### EXERCISE DETAILS:
Return the records below word for word.

### Records excerpted from a collection:
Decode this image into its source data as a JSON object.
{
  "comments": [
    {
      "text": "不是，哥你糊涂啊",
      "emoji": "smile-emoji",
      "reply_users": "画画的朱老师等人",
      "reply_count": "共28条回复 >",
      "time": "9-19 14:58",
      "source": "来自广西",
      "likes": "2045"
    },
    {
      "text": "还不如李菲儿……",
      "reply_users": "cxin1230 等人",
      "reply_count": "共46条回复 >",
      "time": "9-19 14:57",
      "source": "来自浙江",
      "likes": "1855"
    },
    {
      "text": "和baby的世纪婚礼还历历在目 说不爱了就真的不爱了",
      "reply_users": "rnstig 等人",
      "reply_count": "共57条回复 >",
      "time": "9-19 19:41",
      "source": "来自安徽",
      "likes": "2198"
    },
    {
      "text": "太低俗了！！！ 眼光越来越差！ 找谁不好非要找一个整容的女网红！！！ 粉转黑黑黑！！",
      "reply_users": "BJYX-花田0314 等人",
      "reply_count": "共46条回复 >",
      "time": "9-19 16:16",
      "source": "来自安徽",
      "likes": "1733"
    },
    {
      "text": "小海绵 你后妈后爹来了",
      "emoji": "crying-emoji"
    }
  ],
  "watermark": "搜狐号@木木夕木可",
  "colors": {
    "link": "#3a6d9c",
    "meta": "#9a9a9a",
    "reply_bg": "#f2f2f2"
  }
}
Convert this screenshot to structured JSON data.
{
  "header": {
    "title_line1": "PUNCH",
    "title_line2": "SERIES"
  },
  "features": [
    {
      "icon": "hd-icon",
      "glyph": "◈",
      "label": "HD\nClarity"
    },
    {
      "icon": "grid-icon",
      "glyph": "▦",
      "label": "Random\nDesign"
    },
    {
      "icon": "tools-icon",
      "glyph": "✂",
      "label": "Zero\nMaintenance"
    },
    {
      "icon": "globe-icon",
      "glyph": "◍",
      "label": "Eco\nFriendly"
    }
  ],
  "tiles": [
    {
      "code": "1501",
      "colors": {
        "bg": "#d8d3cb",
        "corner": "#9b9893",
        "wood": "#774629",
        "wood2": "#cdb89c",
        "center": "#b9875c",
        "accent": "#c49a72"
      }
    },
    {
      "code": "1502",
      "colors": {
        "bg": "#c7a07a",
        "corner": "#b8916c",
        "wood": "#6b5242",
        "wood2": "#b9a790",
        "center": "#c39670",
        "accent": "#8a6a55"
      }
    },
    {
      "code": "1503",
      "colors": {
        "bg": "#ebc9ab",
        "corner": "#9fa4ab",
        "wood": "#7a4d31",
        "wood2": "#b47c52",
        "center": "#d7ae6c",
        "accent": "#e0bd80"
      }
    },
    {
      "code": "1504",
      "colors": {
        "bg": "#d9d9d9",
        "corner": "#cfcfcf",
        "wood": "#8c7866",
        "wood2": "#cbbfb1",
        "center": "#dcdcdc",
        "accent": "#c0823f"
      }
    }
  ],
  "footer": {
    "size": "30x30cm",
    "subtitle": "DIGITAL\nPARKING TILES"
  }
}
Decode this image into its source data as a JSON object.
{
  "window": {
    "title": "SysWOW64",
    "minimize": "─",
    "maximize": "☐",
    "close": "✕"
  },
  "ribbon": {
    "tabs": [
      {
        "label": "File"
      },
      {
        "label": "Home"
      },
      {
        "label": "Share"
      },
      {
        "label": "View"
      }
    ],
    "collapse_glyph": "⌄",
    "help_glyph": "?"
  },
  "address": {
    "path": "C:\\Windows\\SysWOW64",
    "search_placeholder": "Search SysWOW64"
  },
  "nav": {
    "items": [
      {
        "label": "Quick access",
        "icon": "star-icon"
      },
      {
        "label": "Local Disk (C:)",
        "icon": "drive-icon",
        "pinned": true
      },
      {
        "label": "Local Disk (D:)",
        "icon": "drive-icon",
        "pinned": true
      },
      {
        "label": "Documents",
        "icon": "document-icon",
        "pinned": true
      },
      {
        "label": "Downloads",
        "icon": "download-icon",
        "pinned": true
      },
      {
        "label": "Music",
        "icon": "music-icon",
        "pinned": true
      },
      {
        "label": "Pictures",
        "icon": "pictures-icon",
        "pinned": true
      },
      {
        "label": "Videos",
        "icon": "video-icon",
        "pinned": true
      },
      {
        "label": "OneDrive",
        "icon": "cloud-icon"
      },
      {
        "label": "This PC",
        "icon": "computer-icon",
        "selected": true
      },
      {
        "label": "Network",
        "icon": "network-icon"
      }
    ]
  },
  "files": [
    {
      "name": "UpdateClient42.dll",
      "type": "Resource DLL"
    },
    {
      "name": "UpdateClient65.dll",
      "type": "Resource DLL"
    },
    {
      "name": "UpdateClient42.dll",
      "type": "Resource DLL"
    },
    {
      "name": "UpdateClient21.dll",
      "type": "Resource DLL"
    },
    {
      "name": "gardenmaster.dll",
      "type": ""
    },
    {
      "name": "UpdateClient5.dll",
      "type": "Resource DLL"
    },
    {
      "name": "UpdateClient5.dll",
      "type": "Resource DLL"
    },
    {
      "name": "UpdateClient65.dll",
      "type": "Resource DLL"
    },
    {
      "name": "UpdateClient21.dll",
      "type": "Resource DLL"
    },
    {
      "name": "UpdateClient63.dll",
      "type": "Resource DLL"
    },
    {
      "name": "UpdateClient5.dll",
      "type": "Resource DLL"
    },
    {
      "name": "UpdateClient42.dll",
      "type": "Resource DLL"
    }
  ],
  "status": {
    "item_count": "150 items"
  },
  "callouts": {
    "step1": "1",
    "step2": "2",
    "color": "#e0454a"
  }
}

### EXERCISE SOLUTION:
Decode this image into its source data as a JSON object.
{
  "comments": [
    {
      "text": "不是，哥你糊涂啊",
      "emoji": "smile-emoji",
      "reply_users": "画画的朱老师等人",
      "reply_count": "共28条回复 >",
      "time": "9-19 14:58",
      "source": "来自广西",
      "likes": "2045"
    },
    {
      "text": "还不如李菲儿……",
      "reply_users": "cxin1230 等人",
      "reply_count": "共46条回复 >",
      "time": "9-19 14:57",
      "source": "来自浙江",
      "likes": "1855"
    },
    {
      "text": "和baby的世纪婚礼还历历在目 说不爱了就真的不爱了",
      "reply_users": "rnstig 等人",
      "reply_count": "共57条回复 >",
      "time": "9-19 19:41",
      "source": "来自安徽",
      "likes": "2198"
    },
    {
      "text": "太低俗了！！！ 眼光越来越差！ 找谁不好非要找一个整容的女网红！！！ 粉转黑黑黑！！",
      "reply_users": "BJYX-花田0314 等人",
      "reply_count": "共46条回复 >",
      "time": "9-19 16:16",
      "source": "来自安徽",
      "likes": "1733"
    },
    {
      "text": "小海绵 你后妈后爹来了",
      "emoji": "crying-emoji"
    }
  ],
  "watermark": "搜狐号@木木夕木可",
  "colors": {
    "link": "#3a6d9c",
    "meta": "#9a9a9a",
    "reply_bg": "#f2f2f2"
  }
}
Convert this screenshot to structured JSON data.
{
  "header": {
    "title_line1": "PUNCH",
    "title_line2": "SERIES"
  },
  "features": [
    {
      "icon": "hd-icon",
      "glyph": "◈",
      "label": "HD\nClarity"
    },
    {
      "icon": "grid-icon",
      "glyph": "▦",
      "label": "Random\nDesign"
    },
    {
      "icon": "tools-icon",
      "glyph": "✂",
      "label": "Zero\nMaintenance"
    },
    {
      "icon": "globe-icon",
      "glyph": "◍",
      "label": "Eco\nFriendly"
    }
  ],
  "tiles": [
    {
      "code": "1501",
      "colors": {
        "bg": "#d8d3cb",
        "corner": "#9b9893",
        "wood": "#774629",
        "wood2": "#cdb89c",
        "center": "#b9875c",
        "accent": "#c49a72"
      }
    },
    {
      "code": "1502",
      "colors": {
        "bg": "#c7a07a",
        "corner": "#b8916c",
        "wood": "#6b5242",
        "wood2": "#b9a790",
        "center": "#c39670",
        "accent": "#8a6a55"
      }
    },
    {
      "code": "1503",
      "colors": {
        "bg": "#ebc9ab",
        "corner": "#9fa4ab",
        "wood": "#7a4d31",
        "wood2": "#b47c52",
        "center": "#d7ae6c",
        "accent": "#e0bd80"
      }
    },
    {
      "code": "1504",
      "colors": {
        "bg": "#d9d9d9",
        "corner": "#cfcfcf",
        "wood": "#8c7866",
        "wood2": "#cbbfb1",
        "center": "#dcdcdc",
        "accent": "#c0823f"
      }
    }
  ],
  "footer": {
    "size": "30x30cm",
    "subtitle": "DIGITAL\nPARKING TILES"
  }
}
Decode this image into its source data as a JSON object.
{
  "window": {
    "title": "SysWOW64",
    "minimize": "─",
    "maximize": "☐",
    "close": "✕"
  },
  "ribbon": {
    "tabs": [
      {
        "label": "File"
      },
      {
        "label": "Home"
      },
      {
        "label": "Share"
      },
      {
        "label": "View"
      }
    ],
    "collapse_glyph": "⌄",
    "help_glyph": "?"
  },
  "address": {
    "path": "C:\\Windows\\SysWOW64",
    "search_placeholder": "Search SysWOW64"
  },
  "nav": {
    "items": [
      {
        "label": "Quick access",
        "icon": "star-icon"
      },
      {
        "label": "Local Disk (C:)",
        "icon": "drive-icon",
        "pinned": true
      },
      {
        "label": "Local Disk (D:)",
        "icon": "drive-icon",
        "pinned": true
      },
      {
        "label": "Documents",
        "icon": "document-icon",
        "pinned": true
      },
      {
        "label": "Downloads",
        "icon": "download-icon",
        "pinned": true
      },
      {
        "label": "Music",
        "icon": "music-icon",
        "pinned": true
      },
      {
        "label": "Pictures",
        "icon": "pictures-icon",
        "pinned": true
      },
      {
        "label": "Videos",
        "icon": "video-icon",
        "pinned": true
      },
      {
        "label": "OneDrive",
        "icon": "cloud-icon"
      },
      {
        "label": "This PC",
        "icon": "computer-icon",
        "selected": true
      },
      {
        "label": "Network",
        "icon": "network-icon"
      }
    ]
  },
  "files": [
    {
      "name": "UpdateClient42.dll",
      "type": "Resource DLL"
    },
    {
      "name": "UpdateClient65.dll",
      "type": "Resource DLL"
    },
    {
      "name": "UpdateClient42.dll",
      "type": "Resource DLL"
    },
    {
      "name": "UpdateClient21.dll",
      "type": "Resource DLL"
    },
    {
      "name": "gardenmaster.dll",
      "type": ""
    },
    {
      "name": "UpdateClient5.dll",
      "type": "Resource DLL"
    },
    {
      "name": "UpdateClient5.dll",
      "type": "Resource DLL"
    },
    {
      "name": "UpdateClient65.dll",
      "type": "Resource DLL"
    },
    {
      "name": "UpdateClient21.dll",
      "type": "Resource DLL"
    },
    {
      "name": "UpdateClient63.dll",
      "type": "Resource DLL"
    },
    {
      "name": "UpdateClient5.dll",
      "type": "Resource DLL"
    },
    {
      "name": "UpdateClient42.dll",
      "type": "Resource DLL"
    }
  ],
  "status": {
    "item_count": "150 items"
  },
  "callouts": {
    "step1": "1",
    "step2": "2",
    "color": "#e0454a"
  }
}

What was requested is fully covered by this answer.